Before trying to get some shut-eye, you need to shut off – from technology, that is. A clinical psychologist at the Sydney Sleep Center, Dr. Rosemary Clancy explains why. She says that the blue light emitted from screens disrupts the melatonin production in a person’s body, which essentially keeps you from falling asleep.

“Blue light acts akin to the sun, by suppressing melatonin hormone production,” says Clancy in an interview with Coach magazine. “If you’re looking at a device late in the night, then the blue lightemitted from that device will have an effect on suppressing melatonin production.”

One way Dr. Clancy suggests you can rectify the situation a little is by switching to “night mode” in phones that come with it, or to download a blue light filter app.

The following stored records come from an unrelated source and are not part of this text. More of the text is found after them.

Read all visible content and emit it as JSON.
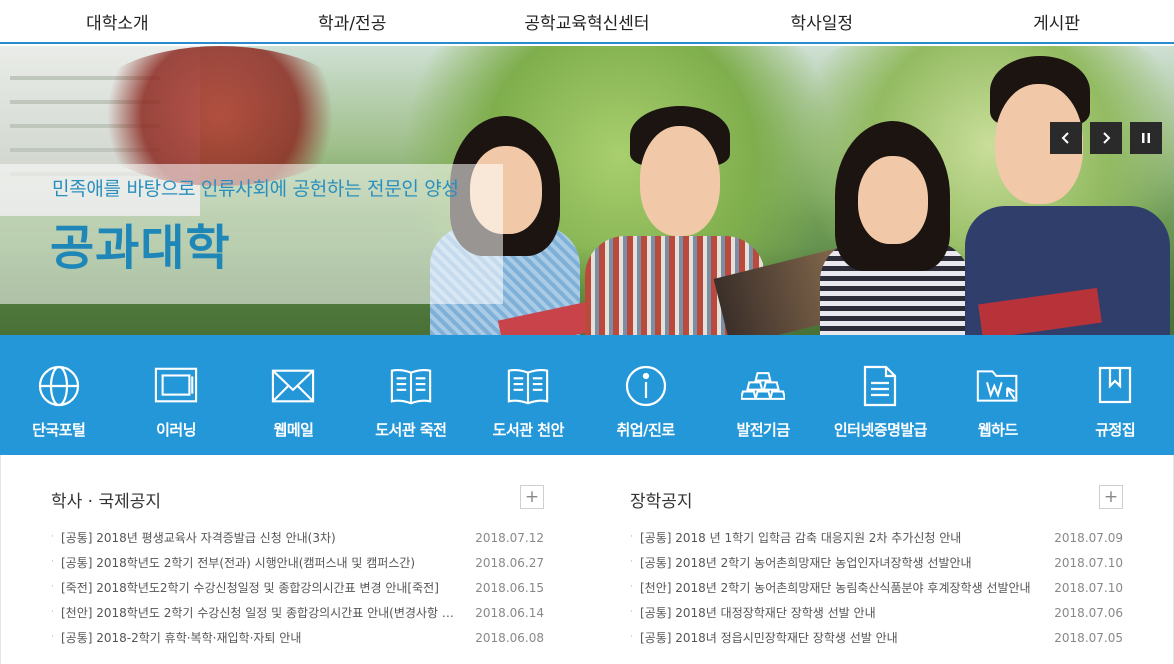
{
  "nav": {
    "items": [
      "대학소개",
      "학과/전공",
      "공학교육혁신센터",
      "학사일정",
      "게시판"
    ]
  },
  "hero": {
    "slogan": "민족애를 바탕으로 인류사회에 공헌하는 전문인 양성",
    "title": "공과대학",
    "controls": {
      "prev": "‹",
      "next": "›",
      "pause": "❚❚"
    }
  },
  "quick_links": [
    {
      "label": "단국포털",
      "icon": "globe-icon"
    },
    {
      "label": "이러닝",
      "icon": "monitor-icon"
    },
    {
      "label": "웹메일",
      "icon": "envelope-icon"
    },
    {
      "label": "도서관 죽전",
      "icon": "open-book-icon"
    },
    {
      "label": "도서관 천안",
      "icon": "open-book-icon"
    },
    {
      "label": "취업/진로",
      "icon": "info-icon"
    },
    {
      "label": "발전기금",
      "icon": "gold-bars-icon"
    },
    {
      "label": "인터넷증명발급",
      "icon": "document-icon"
    },
    {
      "label": "웹하드",
      "icon": "folder-w-icon"
    },
    {
      "label": "규정집",
      "icon": "bookmark-icon"
    }
  ],
  "boards": {
    "academic": {
      "title": "학사 · 국제공지",
      "more": "+",
      "items": [
        {
          "subject": "[공통] 2018년 평생교육사 자격증발급 신청 안내(3차)",
          "date": "2018.07.12"
        },
        {
          "subject": "[공통] 2018학년도 2학기 전부(전과) 시행안내(캠퍼스내 및 캠퍼스간)",
          "date": "2018.06.27"
        },
        {
          "subject": "[죽전] 2018학년도2학기 수강신청일정 및 종합강의시간표 변경 안내[죽전]",
          "date": "2018.06.15"
        },
        {
          "subject": "[천안] 2018학년도 2학기 수강신청 일정 및 종합강의시간표 안내(변경사항 …",
          "date": "2018.06.14"
        },
        {
          "subject": "[공통] 2018-2학기 휴학·복학·재입학·자퇴 안내",
          "date": "2018.06.08"
        }
      ]
    },
    "scholarship": {
      "title": "장학공지",
      "more": "+",
      "items": [
        {
          "subject": "[공통] 2018 년 1학기 입학금 감축 대응지원 2차 추가신청 안내",
          "date": "2018.07.09"
        },
        {
          "subject": "[공통] 2018년 2학기 농어촌희망재단 농업인자녀장학생 선발안내",
          "date": "2018.07.10"
        },
        {
          "subject": "[천안] 2018년 2학기 농어촌희망재단 농림축산식품분야 후계장학생 선발안내",
          "date": "2018.07.10"
        },
        {
          "subject": "[공통] 2018년 대정장학재단 장학생 선발 안내",
          "date": "2018.07.06"
        },
        {
          "subject": "[공통] 2018녀 정읍시민장학재단 장학생 선발 안내",
          "date": "2018.07.05"
        }
      ]
    }
  },
  "colors": {
    "accent": "#2497d9",
    "title_blue": "#1f87b8",
    "nav_border": "#2a8ccf"
  }
}
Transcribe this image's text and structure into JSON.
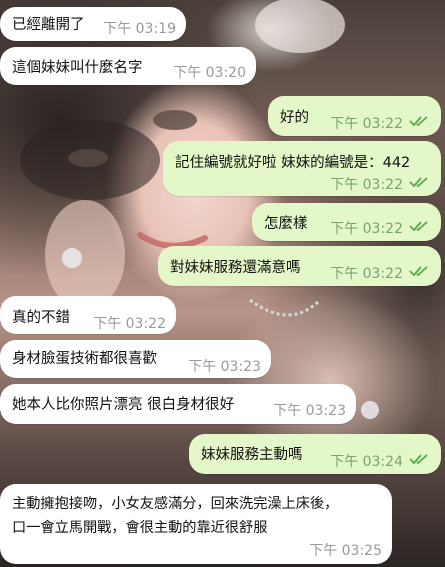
{
  "chat": {
    "messages": [
      {
        "direction": "in",
        "text": "已經離開了",
        "time": "下午 03:19"
      },
      {
        "direction": "in",
        "text": "這個妹妹叫什麼名字",
        "time": "下午 03:20"
      },
      {
        "direction": "out",
        "text": "好的",
        "time": "下午 03:22",
        "read_icon": "double-check-icon"
      },
      {
        "direction": "out",
        "text": "記住編號就好啦 妹妹的編號是：442",
        "time": "下午 03:22",
        "read_icon": "double-check-icon"
      },
      {
        "direction": "out",
        "text": "怎麼樣",
        "time": "下午 03:22",
        "read_icon": "double-check-icon"
      },
      {
        "direction": "out",
        "text": "對妹妹服務還滿意嗎",
        "time": "下午 03:22",
        "read_icon": "double-check-icon"
      },
      {
        "direction": "in",
        "text": "真的不錯",
        "time": "下午 03:22"
      },
      {
        "direction": "in",
        "text": "身材臉蛋技術都很喜歡",
        "time": "下午 03:23"
      },
      {
        "direction": "in",
        "text": "她本人比你照片漂亮 很白身材很好",
        "time": "下午 03:23"
      },
      {
        "direction": "out",
        "text": "妹妹服務主動嗎",
        "time": "下午 03:24",
        "read_icon": "double-check-icon"
      },
      {
        "direction": "in",
        "text_lines": [
          "主動擁抱接吻，小女友感滿分，回來洗完澡上床後，",
          "口一會立馬開戰，會很主動的靠近很舒服"
        ],
        "time": "下午 03:25"
      }
    ]
  },
  "colors": {
    "incoming_bubble": "#ffffff",
    "outgoing_bubble": "#e4f7c8",
    "incoming_time": "#9a9a9a",
    "outgoing_time": "#7aa36c",
    "read_check": "#5aa84c"
  }
}
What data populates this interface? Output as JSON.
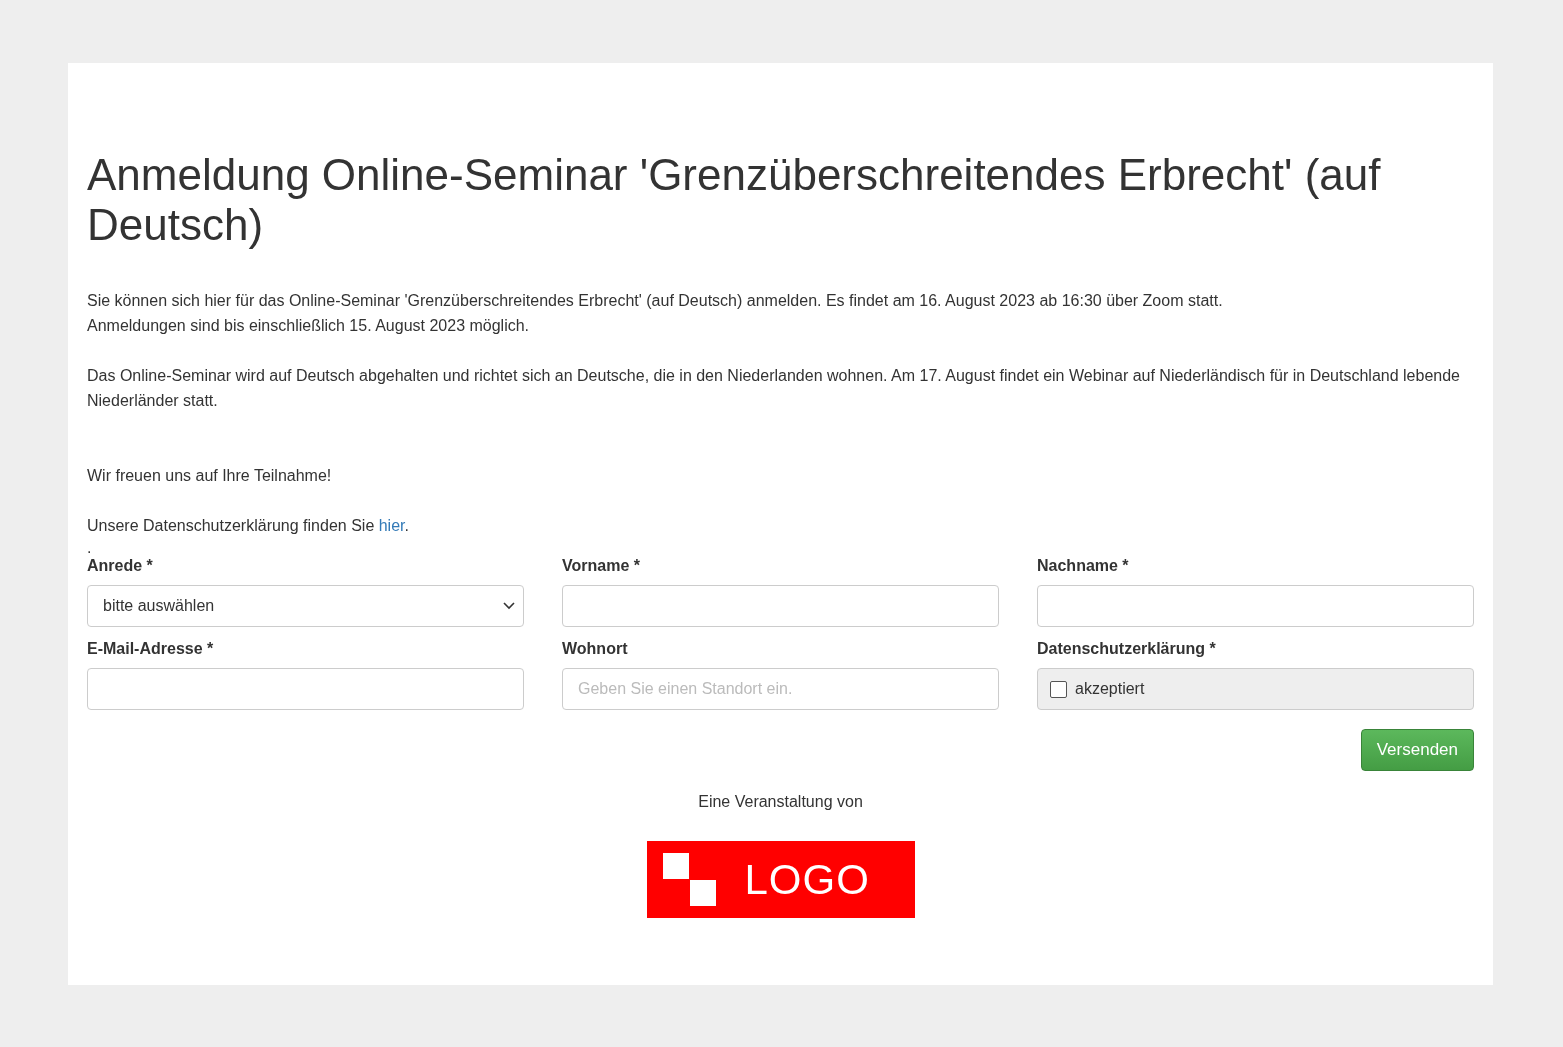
{
  "title": "Anmeldung Online-Seminar 'Grenzüberschreitendes Erbrecht' (auf Deutsch)",
  "paragraphs": [
    "Sie können sich hier für das Online-Seminar 'Grenzüberschreitendes Erbrecht' (auf Deutsch) anmelden. Es findet am 16. August 2023 ab 16:30  über Zoom statt.",
    "Anmeldungen sind bis einschließlich 15. August 2023 möglich.",
    "Das Online-Seminar wird auf Deutsch abgehalten und richtet sich an Deutsche, die in den Niederlanden wohnen. Am 17. August findet ein Webinar auf Niederländisch für in Deutschland lebende Niederländer statt.",
    "Wir freuen uns auf Ihre Teilnahme!"
  ],
  "privacy_note": {
    "text": "Unsere Datenschutzerklärung finden Sie",
    "link": "hier",
    "end": "."
  },
  "dot": ".",
  "fields": [
    {
      "kind": "select",
      "label": "Anrede *",
      "value": "bitte auswählen"
    },
    {
      "kind": "text",
      "label": "Vorname *"
    },
    {
      "kind": "text",
      "label": "Nachname *"
    },
    {
      "kind": "text",
      "label": "E-Mail-Adresse *"
    },
    {
      "kind": "text",
      "label": "Wohnort",
      "placeholder": "Geben Sie einen Standort ein."
    },
    {
      "kind": "checkbox",
      "label": "Datenschutzerklärung *",
      "option": "akzeptiert",
      "checked": false
    }
  ],
  "submit": "Versenden",
  "organizer": "Eine Veranstaltung von",
  "logo": {
    "text": "LOGO"
  }
}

She elaborates further: “If you’re watching YouTube, there’s always another YouTube video which comes up on the right hand side, so there’s a never-ending scroll of them.”

She says that we are overstimulating our brains at a time when it should be slowing down and getting ready for rest. She suggests reading a book instead of scrolling through your smartphone. “You’re constantly firing up your attention and reorienting a new stimulus, whereas if you’re reading a sustained narrative in a book, your attention starts to lull instead of continually perking up.”